Leveraged NetRestore to roll out an imaging workflow for our two computers labs, making it easy for us to roll out more current software packages
Deployed Papercut to manage our printing environment, giving us the ability to make printing more accessible for students since we can charge them for B&W and color print jobs
Repurposed old PCs into Linux Mint-based Rosetta Stone ESOL workstations.
Consolidated our old faculty resource sites into a single portal based out of our SIS, to make it easier for teachers to access curriculum and administrative documents
Virtualized our print server, router, and bandwidth management solutions using VMWare ESXi and a disused XServe, thereby making most efficient use of our resources
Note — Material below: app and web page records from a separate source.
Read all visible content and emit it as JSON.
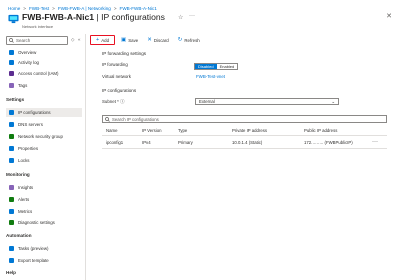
{
  "breadcrumb": [
    "Home",
    "FWB-Test",
    "FWB-FWB-A | Networking",
    "FWB-FWB-A-Nic1"
  ],
  "header": {
    "title_bold": "FWB-FWB-A-Nic1",
    "title_rest": " | IP configurations",
    "subtitle": "Network interface"
  },
  "sidebar": {
    "search_placeholder": "Search",
    "items_top": [
      {
        "label": "Overview",
        "color": "#0078d4"
      },
      {
        "label": "Activity log",
        "color": "#0078d4"
      },
      {
        "label": "Access control (IAM)",
        "color": "#5c2d91"
      },
      {
        "label": "Tags",
        "color": "#8764b8"
      }
    ],
    "sec_settings": "Settings",
    "items_settings": [
      {
        "label": "IP configurations",
        "color": "#0078d4"
      },
      {
        "label": "DNS servers",
        "color": "#0078d4"
      },
      {
        "label": "Network security group",
        "color": "#107c10"
      },
      {
        "label": "Properties",
        "color": "#0078d4"
      },
      {
        "label": "Locks",
        "color": "#0078d4"
      }
    ],
    "sec_monitoring": "Monitoring",
    "items_monitoring": [
      {
        "label": "Insights",
        "color": "#8764b8"
      },
      {
        "label": "Alerts",
        "color": "#107c10"
      },
      {
        "label": "Metrics",
        "color": "#0078d4"
      },
      {
        "label": "Diagnostic settings",
        "color": "#107c10"
      }
    ],
    "sec_automation": "Automation",
    "items_automation": [
      {
        "label": "Tasks (preview)",
        "color": "#0078d4"
      },
      {
        "label": "Export template",
        "color": "#0078d4"
      }
    ],
    "sec_help": "Help"
  },
  "toolbar": {
    "add": "Add",
    "save": "Save",
    "discard": "Discard",
    "refresh": "Refresh"
  },
  "main": {
    "ip_forwarding_settings": "IP forwarding settings",
    "ip_forwarding_label": "IP forwarding",
    "toggle_disabled": "Disabled",
    "toggle_enabled": "Enabled",
    "virtual_network_label": "Virtual network",
    "virtual_network_value": "FWB-Test-vnet",
    "ip_configurations": "IP configurations",
    "subnet_label": "Subnet *",
    "subnet_value": "External",
    "search_placeholder": "Search IP configurations",
    "columns": [
      "Name",
      "IP Version",
      "Type",
      "Private IP address",
      "Public IP address"
    ],
    "row": {
      "name": "ipconfig1",
      "version": "IPv4",
      "type": "Primary",
      "private_ip": "10.0.1.4 (Static)",
      "public_ip": "172.…….. (FWBPublicIP)"
    }
  }
}
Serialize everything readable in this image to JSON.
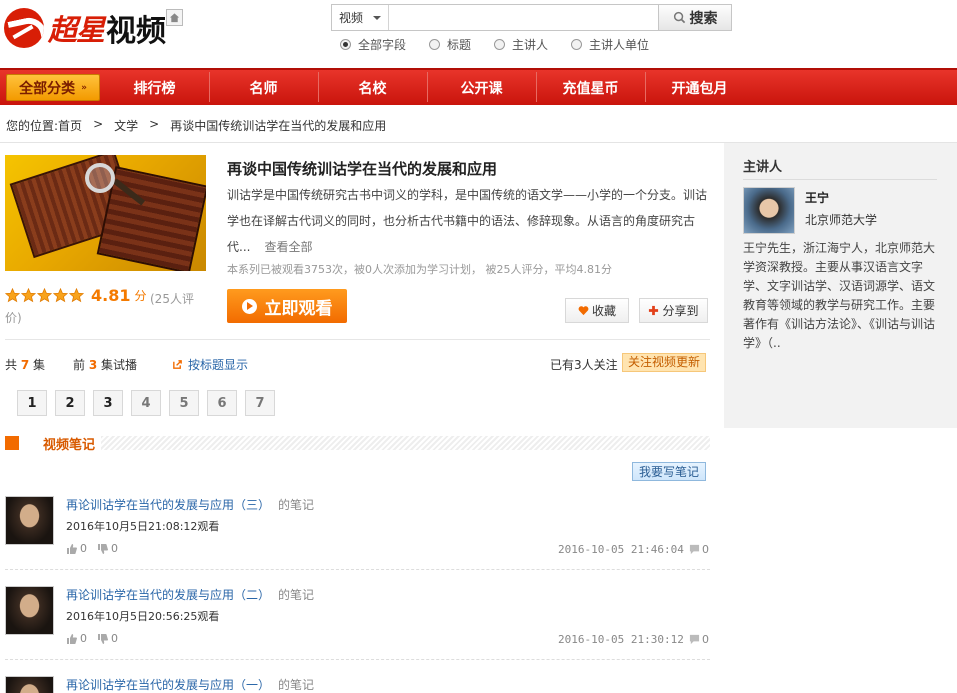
{
  "brand": {
    "logo_cn": "超星",
    "logo_suffix": "视频"
  },
  "search": {
    "type_selected": "视频",
    "placeholder": "",
    "button_label": "搜索",
    "options": [
      {
        "label": "全部字段",
        "checked": true
      },
      {
        "label": "标题",
        "checked": false
      },
      {
        "label": "主讲人",
        "checked": false
      },
      {
        "label": "主讲人单位",
        "checked": false
      }
    ]
  },
  "nav": {
    "all_label": "全部分类",
    "items": [
      "排行榜",
      "名师",
      "名校",
      "公开课",
      "充值星币",
      "开通包月"
    ]
  },
  "breadcrumb": {
    "prefix": "您的位置:",
    "home": "首页",
    "sep": ">",
    "category": "文学",
    "current": "再谈中国传统训诂学在当代的发展和应用"
  },
  "video": {
    "title": "再谈中国传统训诂学在当代的发展和应用",
    "description": "训诂学是中国传统研究古书中词义的学科，是中国传统的语文学——小学的一个分支。训诂学也在译解古代词义的同时，也分析古代书籍中的语法、修辞现象。从语言的角度研究古代...",
    "more_label": "查看全部",
    "stats": "本系列已被观看3753次，被0人次添加为学习计划，  被25人评分，平均4.81分",
    "rating": 4.81,
    "rating_stars": 5,
    "rating_unit": "分",
    "rating_count": "(25人评价)",
    "watch_label": "立即观看",
    "fav_label": "收藏",
    "share_label": "分享到"
  },
  "episodes": {
    "total_prefix": "共",
    "total": "7",
    "total_suffix": "集",
    "trial_prefix": "前",
    "trial": "3",
    "trial_suffix": "集试播",
    "toggle_label": "按标题显示",
    "followers": "已有3人关注",
    "follow_label": "关注视频更新",
    "pages": [
      "1",
      "2",
      "3",
      "4",
      "5",
      "6",
      "7"
    ]
  },
  "notes": {
    "section_title": "视频笔记",
    "write_label": "我要写笔记",
    "suffix": "的笔记",
    "items": [
      {
        "title": "再论训诂学在当代的发展与应用（三）",
        "watched": "2016年10月5日21:08:12观看",
        "likes": "0",
        "dislikes": "0",
        "date": "2016-10-05 21:46:04",
        "comments": "0"
      },
      {
        "title": "再论训诂学在当代的发展与应用（二）",
        "watched": "2016年10月5日20:56:25观看",
        "likes": "0",
        "dislikes": "0",
        "date": "2016-10-05 21:30:12",
        "comments": "0"
      },
      {
        "title": "再论训诂学在当代的发展与应用（一）",
        "watched": "",
        "likes": "",
        "dislikes": "",
        "date": "",
        "comments": ""
      }
    ]
  },
  "speaker": {
    "section_title": "主讲人",
    "name": "王宁",
    "school": "北京师范大学",
    "bio": "王宁先生，浙江海宁人，北京师范大学资深教授。主要从事汉语言文字学、文字训诂学、汉语词源学、语文教育等领域的教学与研究工作。主要著作有《训诂方法论》、《训诂与训诂学》（.."
  },
  "colors": {
    "brand_red": "#d81e06",
    "accent_orange": "#f26b00",
    "link_blue": "#2a66a8"
  }
}
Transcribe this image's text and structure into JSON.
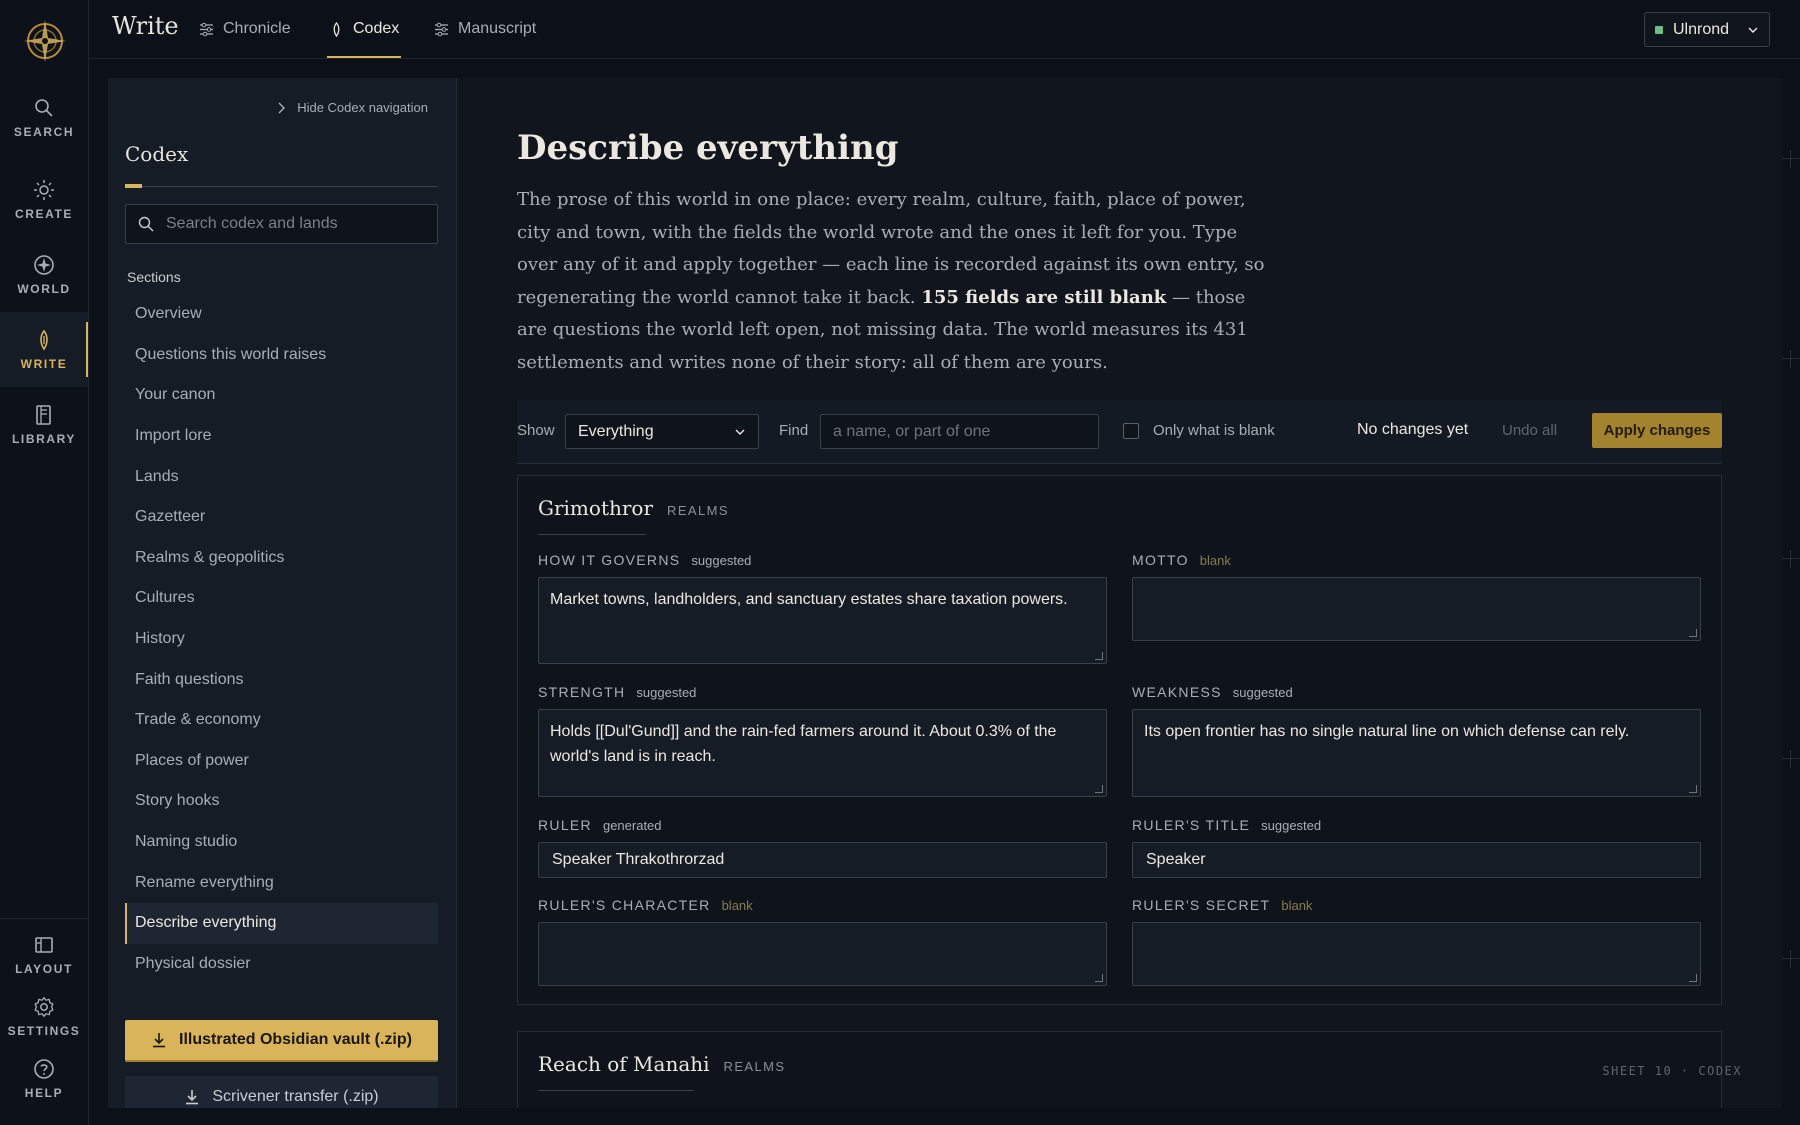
{
  "rail": {
    "items": [
      {
        "label": "SEARCH",
        "icon": "search-icon"
      },
      {
        "label": "CREATE",
        "icon": "sun-icon"
      },
      {
        "label": "WORLD",
        "icon": "compass-icon"
      },
      {
        "label": "WRITE",
        "icon": "quill-icon",
        "active": true
      },
      {
        "label": "LIBRARY",
        "icon": "book-icon"
      }
    ],
    "bottom": [
      {
        "label": "LAYOUT",
        "icon": "layout-icon"
      },
      {
        "label": "SETTINGS",
        "icon": "gear-icon"
      },
      {
        "label": "HELP",
        "icon": "help-icon"
      }
    ]
  },
  "topbar": {
    "title": "Write",
    "tabs": [
      {
        "label": "Chronicle",
        "icon": "sliders-icon"
      },
      {
        "label": "Codex",
        "icon": "quill-icon",
        "active": true
      },
      {
        "label": "Manuscript",
        "icon": "sliders-icon"
      }
    ],
    "user": "Ulnrond",
    "accent": "#d9b45a",
    "user_status_color": "#6bbf86"
  },
  "codexnav": {
    "hide_label": "Hide Codex navigation",
    "title": "Codex",
    "search_placeholder": "Search codex and lands",
    "sections_label": "Sections",
    "items": [
      "Overview",
      "Questions this world raises",
      "Your canon",
      "Import lore",
      "Lands",
      "Gazetteer",
      "Realms & geopolitics",
      "Cultures",
      "History",
      "Faith questions",
      "Trade & economy",
      "Places of power",
      "Story hooks",
      "Naming studio",
      "Rename everything",
      "Describe everything",
      "Physical dossier"
    ],
    "active_item": "Describe everything",
    "export_primary": "Illustrated Obsidian vault (.zip)",
    "export_secondary": "Scrivener transfer (.zip)"
  },
  "main": {
    "title": "Describe everything",
    "desc_before": "The prose of this world in one place: every realm, culture, faith, place of power, city and town, with the fields the world wrote and the ones it left for you. Type over any of it and apply together — each line is recorded against its own entry, so regenerating the world cannot take it back. ",
    "desc_bold": "155 fields are still blank",
    "desc_after": " — those are questions the world left open, not missing data. The world measures its 431 settlements and writes none of their story: all of them are yours.",
    "toolbar": {
      "show_label": "Show",
      "show_value": "Everything",
      "find_label": "Find",
      "find_placeholder": "a name, or part of one",
      "only_blank_label": "Only what is blank",
      "status": "No changes yet",
      "undo_label": "Undo all",
      "apply_label": "Apply changes"
    },
    "cards": [
      {
        "name": "Grimothror",
        "tag": "REALMS",
        "fields": {
          "governs": {
            "label": "HOW IT GOVERNS",
            "status": "suggested",
            "value": "Market towns, landholders, and sanctuary estates share taxation powers."
          },
          "motto": {
            "label": "MOTTO",
            "status": "blank",
            "value": ""
          },
          "strength": {
            "label": "STRENGTH",
            "status": "suggested",
            "value": "Holds [[Dul'Gund]] and the rain-fed farmers around it. About 0.3% of the world's land is in reach."
          },
          "weakness": {
            "label": "WEAKNESS",
            "status": "suggested",
            "value": "Its open frontier has no single natural line on which defense can rely."
          },
          "ruler": {
            "label": "RULER",
            "status": "generated",
            "value": "Speaker Thrakothrorzad"
          },
          "ruler_title": {
            "label": "RULER'S TITLE",
            "status": "suggested",
            "value": "Speaker"
          },
          "ruler_character": {
            "label": "RULER'S CHARACTER",
            "status": "blank",
            "value": ""
          },
          "ruler_secret": {
            "label": "RULER'S SECRET",
            "status": "blank",
            "value": ""
          }
        }
      },
      {
        "name": "Reach of Manahi",
        "tag": "REALMS"
      }
    ],
    "sheet_label": "SHEET 10 · CODEX"
  }
}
Set up pfSense as a router, web cache, captive portal and traffic shaper, allowing us to let each student have a device on our Wifi network while managing access and enforcing fair use policies
Clarified customer service expectations for the IT department (including myself) to make us as responsive as possible
Streamlined our progress report workflow to deliver the most essential information while greatly reducing the amount of time, paper, and manual labor required to generate them
Set up a scanning workstation in one of the labs
Managed the entire MAP testing process
Taught three secondary school preps and supervised three other elementary classes while doing all of the above
Communicate your way around problems
Along with working on the school’s infrastructure I realized that good communication and education is just as important as having great resources. For example, I sent out this email to teachers explaining why the internet was so slow. It didn’t fix anything, but it explained a problem that most teachers found baffling and unpredictable. I received numerous appreciative replies. But it was about more than managing expectations, because I want my teachers to set their sights high. Rather, it was about finding ways around problems and making sure teachers could be self sufficient in those solutions. I pointed out a couple of ways that teachers can download YouTube videos, and I’ve since seen a marked rise in their use – rather than letting teachers be deterred by the low bandwidth, I found a way for them to do just what they wanted. I also steered teachers away from from using Gmail’s web interface and got them using Mail.app so that they could read and compose emails even if our line was congested.
Come back down to earth
With a slow pipe, moving services into the cloud is not a good option for us. Sites like Glogster and Prezi are just too slow. Aggressive web caching with squid has helped, but I’ve realized that investing in desktop software and locally hosted services is the way to go. I’ve set up a Friendica instance on site so that teachers can do fake Facebook projects complete with wall posting and comments. I’ve done trials with ToonBook and Comic Life since they run locally. And I’ve looked into making our locally hosted instance of Moodle more robust in its content hosting abilities by experimenting with owncloud. But the nice thing about services like Glogster is that they obviate the need to teach design and how to use a complex program. You could make a digital poster using Indesign or even Pages, but you’d spend a lot of time teaching the program, leaving less for content, creation, or collaboration.
Now that I’ve worked on the issue of access to technology, I can spend the rest of the year helping teachers to use it. And I’m hoping that I can share my experiences at the upcoming Learning2 in Addis conference with other schools trying to do Learning 2.0 in a Web 1.0 world.